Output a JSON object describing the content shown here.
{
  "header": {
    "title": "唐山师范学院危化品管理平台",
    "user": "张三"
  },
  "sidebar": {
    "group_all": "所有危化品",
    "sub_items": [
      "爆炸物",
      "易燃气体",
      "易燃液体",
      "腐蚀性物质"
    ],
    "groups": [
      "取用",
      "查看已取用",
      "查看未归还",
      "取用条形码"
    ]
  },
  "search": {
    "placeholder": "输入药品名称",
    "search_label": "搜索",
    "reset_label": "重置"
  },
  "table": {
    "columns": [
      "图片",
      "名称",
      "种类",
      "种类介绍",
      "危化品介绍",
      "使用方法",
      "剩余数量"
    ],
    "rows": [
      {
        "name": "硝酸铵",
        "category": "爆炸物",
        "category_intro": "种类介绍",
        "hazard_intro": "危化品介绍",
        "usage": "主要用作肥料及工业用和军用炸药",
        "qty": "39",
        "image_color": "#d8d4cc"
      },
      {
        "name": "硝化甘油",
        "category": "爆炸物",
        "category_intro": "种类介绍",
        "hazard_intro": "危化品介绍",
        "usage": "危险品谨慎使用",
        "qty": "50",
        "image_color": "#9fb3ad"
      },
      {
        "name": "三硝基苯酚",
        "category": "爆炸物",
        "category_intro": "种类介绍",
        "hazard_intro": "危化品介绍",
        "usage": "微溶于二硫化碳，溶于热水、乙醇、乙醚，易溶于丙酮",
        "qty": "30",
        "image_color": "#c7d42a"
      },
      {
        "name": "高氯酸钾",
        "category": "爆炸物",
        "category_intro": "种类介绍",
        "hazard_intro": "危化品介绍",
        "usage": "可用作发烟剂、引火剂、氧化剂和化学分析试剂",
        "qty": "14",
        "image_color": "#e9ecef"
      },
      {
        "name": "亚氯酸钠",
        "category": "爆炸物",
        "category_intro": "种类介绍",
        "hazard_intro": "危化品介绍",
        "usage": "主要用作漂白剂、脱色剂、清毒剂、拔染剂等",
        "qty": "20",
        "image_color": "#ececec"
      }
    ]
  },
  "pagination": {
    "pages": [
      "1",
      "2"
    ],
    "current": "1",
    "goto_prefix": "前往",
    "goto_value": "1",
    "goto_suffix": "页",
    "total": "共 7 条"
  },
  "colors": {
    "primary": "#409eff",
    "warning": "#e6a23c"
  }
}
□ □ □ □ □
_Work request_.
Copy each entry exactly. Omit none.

_Solution for this problem_.
Output a JSON object describing the content shown here.
{
  "header": {
    "title": "唐山师范学院危化品管理平台",
    "user": "张三"
  },
  "sidebar": {
    "group_all": "所有危化品",
    "sub_items": [
      "爆炸物",
      "易燃气体",
      "易燃液体",
      "腐蚀性物质"
    ],
    "groups": [
      "取用",
      "查看已取用",
      "查看未归还",
      "取用条形码"
    ]
  },
  "search": {
    "placeholder": "输入药品名称",
    "search_label": "搜索",
    "reset_label": "重置"
  },
  "table": {
    "columns": [
      "图片",
      "名称",
      "种类",
      "种类介绍",
      "危化品介绍",
      "使用方法",
      "剩余数量"
    ],
    "rows": [
      {
        "name": "硝酸铵",
        "category": "爆炸物",
        "category_intro": "种类介绍",
        "hazard_intro": "危化品介绍",
        "usage": "主要用作肥料及工业用和军用炸药",
        "qty": "39",
        "image_color": "#d8d4cc"
      },
      {
        "name": "硝化甘油",
        "category": "爆炸物",
        "category_intro": "种类介绍",
        "hazard_intro": "危化品介绍",
        "usage": "危险品谨慎使用",
        "qty": "50",
        "image_color": "#9fb3ad"
      },
      {
        "name": "三硝基苯酚",
        "category": "爆炸物",
        "category_intro": "种类介绍",
        "hazard_intro": "危化品介绍",
        "usage": "微溶于二硫化碳，溶于热水、乙醇、乙醚，易溶于丙酮",
        "qty": "30",
        "image_color": "#c7d42a"
      },
      {
        "name": "高氯酸钾",
        "category": "爆炸物",
        "category_intro": "种类介绍",
        "hazard_intro": "危化品介绍",
        "usage": "可用作发烟剂、引火剂、氧化剂和化学分析试剂",
        "qty": "14",
        "image_color": "#e9ecef"
      },
      {
        "name": "亚氯酸钠",
        "category": "爆炸物",
        "category_intro": "种类介绍",
        "hazard_intro": "危化品介绍",
        "usage": "主要用作漂白剂、脱色剂、清毒剂、拔染剂等",
        "qty": "20",
        "image_color": "#ececec"
      }
    ]
  },
  "pagination": {
    "pages": [
      "1",
      "2"
    ],
    "current": "1",
    "goto_prefix": "前往",
    "goto_value": "1",
    "goto_suffix": "页",
    "total": "共 7 条"
  },
  "colors": {
    "primary": "#409eff",
    "warning": "#e6a23c"
  }
}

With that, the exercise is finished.